Just a dab of Realm or Desire 22 will make you sexually irresistible--or so say ads for these popular, alleged human sex pheromones. The latest research throws some cold water on their claims. Neurobiologists at Massachusetts General Hospital and Harvard University recently reported that a mutated gene in humans may render our ancestral pheromone detector useless.
In many mammals, pheromones are sniffed out by the vomeronasal organ, two small pits or tubes behind the nostrils. Some mice are so dependent on this sixth sense that they become sexually dysfunctional if the organ is removed. Despite keen interest from scientists and would-be Romeos, nobody has pinpointed a human pheromone. Moreover, the vomeronasal organ in humans shrinks during fetal development, and by birth may contain no nerve cells.

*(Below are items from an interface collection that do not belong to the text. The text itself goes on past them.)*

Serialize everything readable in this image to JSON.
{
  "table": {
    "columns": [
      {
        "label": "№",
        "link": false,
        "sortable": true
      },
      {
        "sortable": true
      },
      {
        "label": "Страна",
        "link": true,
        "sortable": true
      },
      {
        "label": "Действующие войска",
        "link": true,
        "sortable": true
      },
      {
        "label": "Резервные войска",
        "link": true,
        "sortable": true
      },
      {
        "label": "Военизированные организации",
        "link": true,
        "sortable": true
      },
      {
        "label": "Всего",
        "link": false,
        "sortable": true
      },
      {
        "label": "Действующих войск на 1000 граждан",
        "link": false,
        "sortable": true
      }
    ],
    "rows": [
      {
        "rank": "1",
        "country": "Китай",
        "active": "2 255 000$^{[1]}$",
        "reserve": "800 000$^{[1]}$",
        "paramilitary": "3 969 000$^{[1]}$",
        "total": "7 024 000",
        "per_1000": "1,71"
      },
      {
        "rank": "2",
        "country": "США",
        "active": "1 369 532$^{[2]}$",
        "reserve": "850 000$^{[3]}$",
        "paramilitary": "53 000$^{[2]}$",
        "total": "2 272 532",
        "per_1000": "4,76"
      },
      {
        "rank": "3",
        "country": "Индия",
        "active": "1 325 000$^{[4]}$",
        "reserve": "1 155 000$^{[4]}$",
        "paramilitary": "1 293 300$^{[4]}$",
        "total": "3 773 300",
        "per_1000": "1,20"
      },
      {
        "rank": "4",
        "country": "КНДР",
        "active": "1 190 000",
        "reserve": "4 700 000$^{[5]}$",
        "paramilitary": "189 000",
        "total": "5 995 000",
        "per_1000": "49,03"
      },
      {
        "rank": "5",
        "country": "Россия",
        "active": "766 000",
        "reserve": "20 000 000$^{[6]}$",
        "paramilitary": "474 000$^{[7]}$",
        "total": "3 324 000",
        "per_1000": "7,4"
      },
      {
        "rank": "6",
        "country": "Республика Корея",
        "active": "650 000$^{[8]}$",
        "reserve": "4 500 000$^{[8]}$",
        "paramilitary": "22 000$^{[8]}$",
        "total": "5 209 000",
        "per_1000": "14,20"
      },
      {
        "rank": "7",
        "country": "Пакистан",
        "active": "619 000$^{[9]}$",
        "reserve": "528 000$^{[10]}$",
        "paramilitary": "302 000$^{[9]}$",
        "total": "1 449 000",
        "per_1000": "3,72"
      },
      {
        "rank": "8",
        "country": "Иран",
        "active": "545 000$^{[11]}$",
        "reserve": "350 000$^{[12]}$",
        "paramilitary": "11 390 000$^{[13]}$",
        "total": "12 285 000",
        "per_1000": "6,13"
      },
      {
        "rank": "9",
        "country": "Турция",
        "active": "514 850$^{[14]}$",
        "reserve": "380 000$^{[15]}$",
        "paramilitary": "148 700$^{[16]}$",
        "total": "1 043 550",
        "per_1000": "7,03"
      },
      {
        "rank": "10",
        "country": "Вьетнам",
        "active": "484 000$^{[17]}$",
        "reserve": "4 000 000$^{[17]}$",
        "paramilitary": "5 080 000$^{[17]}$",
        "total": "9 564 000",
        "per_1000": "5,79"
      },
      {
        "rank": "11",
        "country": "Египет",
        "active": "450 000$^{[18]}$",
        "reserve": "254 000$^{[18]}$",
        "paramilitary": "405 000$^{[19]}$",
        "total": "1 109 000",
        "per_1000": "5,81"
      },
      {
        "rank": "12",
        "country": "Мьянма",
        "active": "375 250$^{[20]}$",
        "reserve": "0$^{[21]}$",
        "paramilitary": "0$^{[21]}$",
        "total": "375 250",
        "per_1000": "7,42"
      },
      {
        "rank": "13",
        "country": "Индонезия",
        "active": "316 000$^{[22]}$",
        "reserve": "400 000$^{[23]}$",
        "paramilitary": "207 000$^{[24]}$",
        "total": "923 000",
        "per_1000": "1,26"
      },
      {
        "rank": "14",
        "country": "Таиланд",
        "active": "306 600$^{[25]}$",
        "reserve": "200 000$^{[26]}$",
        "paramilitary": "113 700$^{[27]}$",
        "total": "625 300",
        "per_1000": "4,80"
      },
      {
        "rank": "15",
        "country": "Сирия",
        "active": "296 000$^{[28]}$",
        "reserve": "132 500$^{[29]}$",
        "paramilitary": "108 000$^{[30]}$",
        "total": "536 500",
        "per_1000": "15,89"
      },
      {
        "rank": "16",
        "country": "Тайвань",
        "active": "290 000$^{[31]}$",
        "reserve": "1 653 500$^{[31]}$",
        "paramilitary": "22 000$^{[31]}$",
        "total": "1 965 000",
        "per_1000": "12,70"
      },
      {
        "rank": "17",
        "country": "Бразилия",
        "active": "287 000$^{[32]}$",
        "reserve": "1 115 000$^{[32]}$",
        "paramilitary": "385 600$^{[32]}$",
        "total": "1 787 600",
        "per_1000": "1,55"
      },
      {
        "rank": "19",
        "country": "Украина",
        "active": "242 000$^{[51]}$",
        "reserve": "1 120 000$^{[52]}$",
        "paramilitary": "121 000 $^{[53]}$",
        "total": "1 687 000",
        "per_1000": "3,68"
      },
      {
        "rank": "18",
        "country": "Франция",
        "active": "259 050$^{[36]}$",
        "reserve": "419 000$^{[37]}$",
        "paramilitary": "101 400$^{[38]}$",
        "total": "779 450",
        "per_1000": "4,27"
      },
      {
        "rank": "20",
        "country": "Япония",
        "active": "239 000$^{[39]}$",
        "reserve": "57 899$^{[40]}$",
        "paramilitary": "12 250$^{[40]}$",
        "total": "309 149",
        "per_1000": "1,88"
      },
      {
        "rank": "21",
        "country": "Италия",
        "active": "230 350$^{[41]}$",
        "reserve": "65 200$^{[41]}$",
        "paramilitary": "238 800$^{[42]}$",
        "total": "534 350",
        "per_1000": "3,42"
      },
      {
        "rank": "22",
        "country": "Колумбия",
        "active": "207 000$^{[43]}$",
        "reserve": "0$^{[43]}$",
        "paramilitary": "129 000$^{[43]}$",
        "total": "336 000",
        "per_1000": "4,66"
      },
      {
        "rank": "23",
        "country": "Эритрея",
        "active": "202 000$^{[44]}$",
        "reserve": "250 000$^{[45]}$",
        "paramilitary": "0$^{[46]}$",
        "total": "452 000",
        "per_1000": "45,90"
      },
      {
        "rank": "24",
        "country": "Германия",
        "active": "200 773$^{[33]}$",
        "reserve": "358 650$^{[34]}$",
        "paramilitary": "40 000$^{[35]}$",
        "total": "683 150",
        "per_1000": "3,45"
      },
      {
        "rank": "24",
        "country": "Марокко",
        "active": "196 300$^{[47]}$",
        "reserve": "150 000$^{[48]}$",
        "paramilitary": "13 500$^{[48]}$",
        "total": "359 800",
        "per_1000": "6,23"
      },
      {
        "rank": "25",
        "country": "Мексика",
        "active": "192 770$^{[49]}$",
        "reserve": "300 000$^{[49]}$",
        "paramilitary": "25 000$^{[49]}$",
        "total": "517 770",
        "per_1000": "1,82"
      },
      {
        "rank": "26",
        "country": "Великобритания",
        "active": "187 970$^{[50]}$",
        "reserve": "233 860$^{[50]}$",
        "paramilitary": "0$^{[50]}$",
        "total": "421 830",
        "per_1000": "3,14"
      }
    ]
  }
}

Emily Liman of Massachusetts General Hospital makes an even stronger case that people don't respond to pheromones the way other animals do. In rats, wafting pheromones cause chemical receptors to open tiny pores called ion channels, which send nerve signals to the brain. Liman and her colleagues believe they've identified the gene for these pheromone ion channels. But the equivalent gene in humans is mutated and nonfunctional, they found. If humans respond to pheromones, "they'd probably have to do so through different mechanisms than most other mammals," says Liman.